US stocks have a spring in their step
US stocks enjoyed their best week in three months last week, with the S&P 500 advancing 3.8% despite deadlock in Washington over a new stimulus bill.
On Monday, the Nasdaq index had its best day since April. The rising odds of a clear victory for Joe Biden and a Democratic blue wave (see cover story) have raised hopes of a post-election stimulus binge.
The new mood is especially evident in the Vix index, the “so-called stock market fear gauge”, says Randall Forsyth in Barron’s. It has retreated below 25 from almost 30 earlier this month. That comes despite the fact that Biden is proposing a rise in capital-gains tax. JPMorgan strategist Nikolaos Panigirtzoglou notes that previous hikes in 1986 and 2012 delivered a roughly 5% hit to American stocks.
Perhaps even more surprising, tech stocks are once again leading the rally in the face of intensifying antitrust pressure, says John Authers on Bloomberg. Apple shares were up by 6.35% on Monday. The tech stock surge in August was accompanied by rising demand for call options, a sign that investors are making big leveraged bets on the sector. That period was followed by a sharp pullback in tech the following month. Now, once again, options activity is on the rise.
US investors also have the start of the third quarter earnings season to keep an eye on, says Russ Mould of AJ Bell.
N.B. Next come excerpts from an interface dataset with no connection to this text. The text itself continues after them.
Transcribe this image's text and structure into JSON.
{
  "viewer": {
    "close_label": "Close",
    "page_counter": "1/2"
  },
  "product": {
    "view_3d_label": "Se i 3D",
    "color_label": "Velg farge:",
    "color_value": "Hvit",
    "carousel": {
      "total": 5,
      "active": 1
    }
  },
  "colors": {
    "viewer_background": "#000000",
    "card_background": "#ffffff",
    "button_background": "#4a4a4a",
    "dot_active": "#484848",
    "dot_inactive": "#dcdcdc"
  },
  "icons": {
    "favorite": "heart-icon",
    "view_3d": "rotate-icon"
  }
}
The expectation is that the second quarter was the bottom for corporate earnings. Analysts are forecasting an 18% quarter-on-quarter rise in earnings per share.
That would still leave S&P 500 earnings 21% lower than this time last year but would suggest that things are going in the right direction. Yet on a cyclically adjusted price/earnings (Cape) ratio of more than 30, S&P 500 shares are very expensive, so the long-term outlook is uninspiring.